According to the Korean government, the village of Kijongdong, located in the North's half of the Korean Demilitarized Zone (DMZ), contains a 200-family collective farm, serviced by a childcare center, kindergarten, primary and secondary schools, and a hospital. However, observation from the South suggests that it's actually a ghost town, created to encourage South Korean defection. Until 2004, massive loudspeakers mounted on several of the buildings continuously delivered DPRK propaganda broadcasts relating the North's virtues in great detail and urging disgruntled soldiers and farmers to simply walk across the border to be received as brothers. Eventually, as its value in inducing defections proved minimal, the content was switched to condemnatory anti-Western speeches, Communist agitprop operas, and patriotic marching music for up to 20 hours a day.

10For 20 years, the world's tallest hotel was a 105-story empty pyramid in Pyongyang.

With 105 floors, the Ryugyong Hotel was designed to be the world's tallest hotel at the end of the 80s, but the construction was halted in 1992 as the country entered a period of economic crisis after the fall of the Soviet Union.
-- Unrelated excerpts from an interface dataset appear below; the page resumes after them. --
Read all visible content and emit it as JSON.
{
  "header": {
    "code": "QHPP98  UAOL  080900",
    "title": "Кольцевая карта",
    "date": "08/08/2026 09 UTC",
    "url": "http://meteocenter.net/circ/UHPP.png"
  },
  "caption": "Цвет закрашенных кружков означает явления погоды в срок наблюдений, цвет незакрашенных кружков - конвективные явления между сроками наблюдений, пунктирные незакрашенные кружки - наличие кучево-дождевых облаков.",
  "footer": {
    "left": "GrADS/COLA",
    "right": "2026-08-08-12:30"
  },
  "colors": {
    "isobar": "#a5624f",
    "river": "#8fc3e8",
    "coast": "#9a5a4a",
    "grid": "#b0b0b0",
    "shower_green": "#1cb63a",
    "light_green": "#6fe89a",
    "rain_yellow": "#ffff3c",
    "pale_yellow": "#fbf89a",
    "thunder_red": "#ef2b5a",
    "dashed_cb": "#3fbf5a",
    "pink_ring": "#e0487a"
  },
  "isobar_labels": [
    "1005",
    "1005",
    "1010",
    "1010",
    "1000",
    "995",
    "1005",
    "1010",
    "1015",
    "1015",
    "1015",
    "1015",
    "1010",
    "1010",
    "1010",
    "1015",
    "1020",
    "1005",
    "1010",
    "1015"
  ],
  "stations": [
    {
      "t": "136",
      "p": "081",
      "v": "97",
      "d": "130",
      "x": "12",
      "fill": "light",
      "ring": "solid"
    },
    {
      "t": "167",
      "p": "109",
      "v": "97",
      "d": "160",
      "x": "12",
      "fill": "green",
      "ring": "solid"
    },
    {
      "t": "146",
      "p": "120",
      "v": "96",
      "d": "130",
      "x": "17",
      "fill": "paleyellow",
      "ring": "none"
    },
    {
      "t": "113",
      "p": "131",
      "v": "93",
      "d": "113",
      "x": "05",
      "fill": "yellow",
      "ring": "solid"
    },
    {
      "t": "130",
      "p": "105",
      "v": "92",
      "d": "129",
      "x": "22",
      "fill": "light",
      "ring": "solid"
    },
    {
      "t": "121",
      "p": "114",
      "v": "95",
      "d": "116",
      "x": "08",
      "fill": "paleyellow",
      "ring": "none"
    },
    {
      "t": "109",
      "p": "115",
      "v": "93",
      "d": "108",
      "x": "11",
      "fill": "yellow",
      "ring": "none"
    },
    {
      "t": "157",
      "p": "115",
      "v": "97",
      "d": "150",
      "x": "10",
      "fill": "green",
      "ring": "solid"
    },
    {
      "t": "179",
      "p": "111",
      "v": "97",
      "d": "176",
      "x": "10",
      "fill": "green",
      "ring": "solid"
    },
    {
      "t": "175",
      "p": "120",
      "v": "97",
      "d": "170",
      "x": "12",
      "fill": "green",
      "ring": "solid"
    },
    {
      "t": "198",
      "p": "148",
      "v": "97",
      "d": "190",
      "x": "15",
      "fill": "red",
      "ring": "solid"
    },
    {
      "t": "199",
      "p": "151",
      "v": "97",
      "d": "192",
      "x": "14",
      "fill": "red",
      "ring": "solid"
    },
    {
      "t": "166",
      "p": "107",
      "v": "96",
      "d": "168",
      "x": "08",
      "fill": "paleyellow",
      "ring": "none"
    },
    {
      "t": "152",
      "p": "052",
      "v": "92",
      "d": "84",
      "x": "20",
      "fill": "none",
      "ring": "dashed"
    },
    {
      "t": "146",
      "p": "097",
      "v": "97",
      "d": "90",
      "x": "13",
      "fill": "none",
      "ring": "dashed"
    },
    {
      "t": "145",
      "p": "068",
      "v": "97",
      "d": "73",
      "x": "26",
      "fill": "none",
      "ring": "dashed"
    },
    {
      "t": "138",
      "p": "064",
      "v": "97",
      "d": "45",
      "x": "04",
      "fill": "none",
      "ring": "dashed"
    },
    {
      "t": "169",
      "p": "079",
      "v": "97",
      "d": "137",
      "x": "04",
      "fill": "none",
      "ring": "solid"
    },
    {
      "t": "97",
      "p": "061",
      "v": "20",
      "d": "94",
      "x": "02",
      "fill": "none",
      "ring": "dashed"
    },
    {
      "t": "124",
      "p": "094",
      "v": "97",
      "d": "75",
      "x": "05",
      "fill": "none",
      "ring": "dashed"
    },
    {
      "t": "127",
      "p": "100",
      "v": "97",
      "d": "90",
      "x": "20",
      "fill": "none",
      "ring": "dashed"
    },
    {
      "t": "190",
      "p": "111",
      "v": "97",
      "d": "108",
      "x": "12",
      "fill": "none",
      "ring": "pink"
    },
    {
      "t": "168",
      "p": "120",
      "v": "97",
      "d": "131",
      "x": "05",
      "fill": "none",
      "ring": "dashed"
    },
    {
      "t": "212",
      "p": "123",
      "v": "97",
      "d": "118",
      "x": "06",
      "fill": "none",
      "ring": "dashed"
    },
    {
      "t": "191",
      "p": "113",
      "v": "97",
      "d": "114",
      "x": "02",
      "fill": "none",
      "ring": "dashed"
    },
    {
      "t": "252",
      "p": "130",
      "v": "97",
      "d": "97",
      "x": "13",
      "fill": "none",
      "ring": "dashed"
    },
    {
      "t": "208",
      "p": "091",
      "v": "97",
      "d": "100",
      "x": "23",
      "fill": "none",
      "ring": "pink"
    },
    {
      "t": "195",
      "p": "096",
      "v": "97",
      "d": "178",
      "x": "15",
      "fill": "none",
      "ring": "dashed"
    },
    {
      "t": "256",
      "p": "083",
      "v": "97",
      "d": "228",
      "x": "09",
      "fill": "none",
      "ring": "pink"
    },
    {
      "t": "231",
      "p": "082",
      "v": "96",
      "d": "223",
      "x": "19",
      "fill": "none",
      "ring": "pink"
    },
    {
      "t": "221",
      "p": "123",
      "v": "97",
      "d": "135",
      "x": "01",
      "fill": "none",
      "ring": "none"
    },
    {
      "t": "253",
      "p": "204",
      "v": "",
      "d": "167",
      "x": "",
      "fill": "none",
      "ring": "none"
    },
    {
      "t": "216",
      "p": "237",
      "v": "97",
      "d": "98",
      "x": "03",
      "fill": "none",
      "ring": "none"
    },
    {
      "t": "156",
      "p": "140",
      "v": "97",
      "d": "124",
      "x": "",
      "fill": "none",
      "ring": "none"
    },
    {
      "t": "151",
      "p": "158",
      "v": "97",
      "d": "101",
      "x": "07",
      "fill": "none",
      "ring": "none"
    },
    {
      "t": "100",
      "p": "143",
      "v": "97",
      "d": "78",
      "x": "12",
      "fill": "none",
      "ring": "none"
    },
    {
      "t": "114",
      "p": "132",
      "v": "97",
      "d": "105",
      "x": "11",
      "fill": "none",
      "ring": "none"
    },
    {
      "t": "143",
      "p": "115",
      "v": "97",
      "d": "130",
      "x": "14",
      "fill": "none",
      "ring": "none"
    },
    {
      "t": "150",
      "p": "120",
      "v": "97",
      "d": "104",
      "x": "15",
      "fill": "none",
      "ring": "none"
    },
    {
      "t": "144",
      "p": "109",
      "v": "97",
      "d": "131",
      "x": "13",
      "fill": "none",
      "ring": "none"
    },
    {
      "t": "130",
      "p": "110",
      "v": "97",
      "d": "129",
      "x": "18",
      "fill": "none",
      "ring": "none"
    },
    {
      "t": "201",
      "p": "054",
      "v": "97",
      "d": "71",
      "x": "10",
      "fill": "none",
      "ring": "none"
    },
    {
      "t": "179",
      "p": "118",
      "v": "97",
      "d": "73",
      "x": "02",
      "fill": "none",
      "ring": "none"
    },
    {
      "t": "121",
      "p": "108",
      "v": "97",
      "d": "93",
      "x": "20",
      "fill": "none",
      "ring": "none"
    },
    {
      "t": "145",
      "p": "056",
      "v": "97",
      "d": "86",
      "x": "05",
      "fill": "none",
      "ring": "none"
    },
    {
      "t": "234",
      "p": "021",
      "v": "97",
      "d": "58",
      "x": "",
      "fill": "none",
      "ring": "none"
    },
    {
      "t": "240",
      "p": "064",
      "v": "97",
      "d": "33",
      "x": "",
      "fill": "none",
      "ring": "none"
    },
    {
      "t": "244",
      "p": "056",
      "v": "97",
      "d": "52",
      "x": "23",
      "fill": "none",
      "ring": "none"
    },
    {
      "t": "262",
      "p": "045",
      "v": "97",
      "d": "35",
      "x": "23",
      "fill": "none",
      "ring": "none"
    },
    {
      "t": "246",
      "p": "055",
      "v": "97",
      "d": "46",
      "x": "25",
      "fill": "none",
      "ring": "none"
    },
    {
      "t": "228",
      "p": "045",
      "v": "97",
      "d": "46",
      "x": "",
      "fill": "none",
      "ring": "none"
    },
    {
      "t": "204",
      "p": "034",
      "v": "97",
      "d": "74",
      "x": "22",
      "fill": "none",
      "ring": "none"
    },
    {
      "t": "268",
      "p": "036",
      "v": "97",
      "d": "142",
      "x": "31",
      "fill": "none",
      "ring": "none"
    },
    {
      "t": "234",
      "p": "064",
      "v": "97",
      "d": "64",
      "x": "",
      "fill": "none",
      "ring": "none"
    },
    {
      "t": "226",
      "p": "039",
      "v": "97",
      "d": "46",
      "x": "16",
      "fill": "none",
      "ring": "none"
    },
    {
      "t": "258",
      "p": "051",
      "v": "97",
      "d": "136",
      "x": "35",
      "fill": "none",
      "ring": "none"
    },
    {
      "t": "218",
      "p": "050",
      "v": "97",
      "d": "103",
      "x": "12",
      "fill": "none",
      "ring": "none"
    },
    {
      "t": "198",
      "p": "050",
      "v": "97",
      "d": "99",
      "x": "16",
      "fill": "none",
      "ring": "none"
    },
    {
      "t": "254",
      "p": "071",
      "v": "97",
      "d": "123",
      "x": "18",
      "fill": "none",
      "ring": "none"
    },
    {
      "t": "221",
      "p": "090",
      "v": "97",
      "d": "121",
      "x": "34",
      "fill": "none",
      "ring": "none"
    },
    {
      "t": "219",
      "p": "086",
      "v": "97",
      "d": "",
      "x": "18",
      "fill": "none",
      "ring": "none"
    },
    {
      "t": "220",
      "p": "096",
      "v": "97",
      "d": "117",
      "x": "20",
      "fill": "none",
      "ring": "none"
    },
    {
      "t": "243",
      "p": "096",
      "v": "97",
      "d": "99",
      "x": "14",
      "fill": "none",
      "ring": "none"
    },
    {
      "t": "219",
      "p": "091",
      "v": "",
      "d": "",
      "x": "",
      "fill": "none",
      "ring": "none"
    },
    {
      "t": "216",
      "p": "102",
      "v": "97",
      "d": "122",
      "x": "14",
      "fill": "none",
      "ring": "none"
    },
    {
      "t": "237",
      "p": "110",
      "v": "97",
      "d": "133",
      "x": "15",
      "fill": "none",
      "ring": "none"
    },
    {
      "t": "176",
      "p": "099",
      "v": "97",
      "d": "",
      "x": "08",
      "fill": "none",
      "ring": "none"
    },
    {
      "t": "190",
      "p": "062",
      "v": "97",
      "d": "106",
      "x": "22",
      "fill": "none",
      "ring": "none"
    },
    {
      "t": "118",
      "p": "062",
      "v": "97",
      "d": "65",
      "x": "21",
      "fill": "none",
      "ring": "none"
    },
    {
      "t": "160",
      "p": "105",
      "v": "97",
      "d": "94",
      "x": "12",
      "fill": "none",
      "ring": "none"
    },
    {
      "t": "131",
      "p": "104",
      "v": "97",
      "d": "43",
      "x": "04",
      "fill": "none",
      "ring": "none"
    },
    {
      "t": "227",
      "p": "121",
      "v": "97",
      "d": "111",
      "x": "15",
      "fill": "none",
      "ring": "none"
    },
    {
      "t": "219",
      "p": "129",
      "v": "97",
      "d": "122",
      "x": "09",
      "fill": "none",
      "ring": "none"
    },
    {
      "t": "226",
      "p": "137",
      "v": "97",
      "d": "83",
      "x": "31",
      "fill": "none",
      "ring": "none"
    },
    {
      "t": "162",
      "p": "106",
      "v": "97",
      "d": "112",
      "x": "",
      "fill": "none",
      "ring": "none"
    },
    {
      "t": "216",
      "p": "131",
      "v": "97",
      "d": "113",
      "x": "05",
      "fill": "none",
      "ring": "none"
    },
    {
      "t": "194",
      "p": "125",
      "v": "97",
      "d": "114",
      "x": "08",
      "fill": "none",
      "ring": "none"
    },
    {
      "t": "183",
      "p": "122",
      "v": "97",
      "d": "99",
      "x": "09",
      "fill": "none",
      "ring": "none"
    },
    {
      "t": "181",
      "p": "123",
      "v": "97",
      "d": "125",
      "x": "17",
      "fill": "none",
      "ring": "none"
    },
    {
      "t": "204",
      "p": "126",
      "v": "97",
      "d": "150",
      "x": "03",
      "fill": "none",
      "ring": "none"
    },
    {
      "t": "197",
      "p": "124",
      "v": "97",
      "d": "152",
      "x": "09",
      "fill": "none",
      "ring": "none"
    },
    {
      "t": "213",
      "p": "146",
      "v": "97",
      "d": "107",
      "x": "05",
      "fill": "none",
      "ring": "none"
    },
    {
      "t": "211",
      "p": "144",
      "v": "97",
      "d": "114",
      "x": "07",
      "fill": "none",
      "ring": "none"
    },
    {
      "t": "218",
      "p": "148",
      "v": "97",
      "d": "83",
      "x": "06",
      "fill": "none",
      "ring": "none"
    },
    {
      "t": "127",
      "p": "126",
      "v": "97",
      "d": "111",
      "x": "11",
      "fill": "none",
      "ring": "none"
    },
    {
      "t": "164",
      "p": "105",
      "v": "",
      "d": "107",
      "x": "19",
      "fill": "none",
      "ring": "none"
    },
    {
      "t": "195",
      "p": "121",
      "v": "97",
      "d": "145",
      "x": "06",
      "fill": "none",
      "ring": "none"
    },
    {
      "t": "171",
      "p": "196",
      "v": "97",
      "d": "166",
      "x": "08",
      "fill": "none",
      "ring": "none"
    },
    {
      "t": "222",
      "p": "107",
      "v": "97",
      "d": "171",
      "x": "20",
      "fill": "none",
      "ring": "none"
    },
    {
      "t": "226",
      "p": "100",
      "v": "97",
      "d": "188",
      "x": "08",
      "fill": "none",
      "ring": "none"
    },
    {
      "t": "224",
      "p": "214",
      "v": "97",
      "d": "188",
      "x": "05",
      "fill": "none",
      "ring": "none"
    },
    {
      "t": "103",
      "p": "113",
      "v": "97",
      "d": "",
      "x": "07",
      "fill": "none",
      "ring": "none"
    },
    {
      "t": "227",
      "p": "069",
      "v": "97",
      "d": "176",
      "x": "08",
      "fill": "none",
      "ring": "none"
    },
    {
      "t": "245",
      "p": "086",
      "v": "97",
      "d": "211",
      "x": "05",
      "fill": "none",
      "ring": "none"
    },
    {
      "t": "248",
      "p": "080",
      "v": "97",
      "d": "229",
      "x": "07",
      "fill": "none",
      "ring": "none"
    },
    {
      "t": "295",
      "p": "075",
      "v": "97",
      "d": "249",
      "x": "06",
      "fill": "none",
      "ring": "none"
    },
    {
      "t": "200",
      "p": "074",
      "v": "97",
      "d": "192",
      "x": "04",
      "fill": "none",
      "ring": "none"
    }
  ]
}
Japanese newspapers estimated the cost of the hotel at $750 million, which is 2% of North Korea's GDP. For over a decade, the unfinished building sat vacant and without windows, fixtures, or fittings, appearing as a massive concrete shell. In the late 1990s, the European Union Chamber of Commerce in Korea inspected the building and concluded that the structure was "irreparable."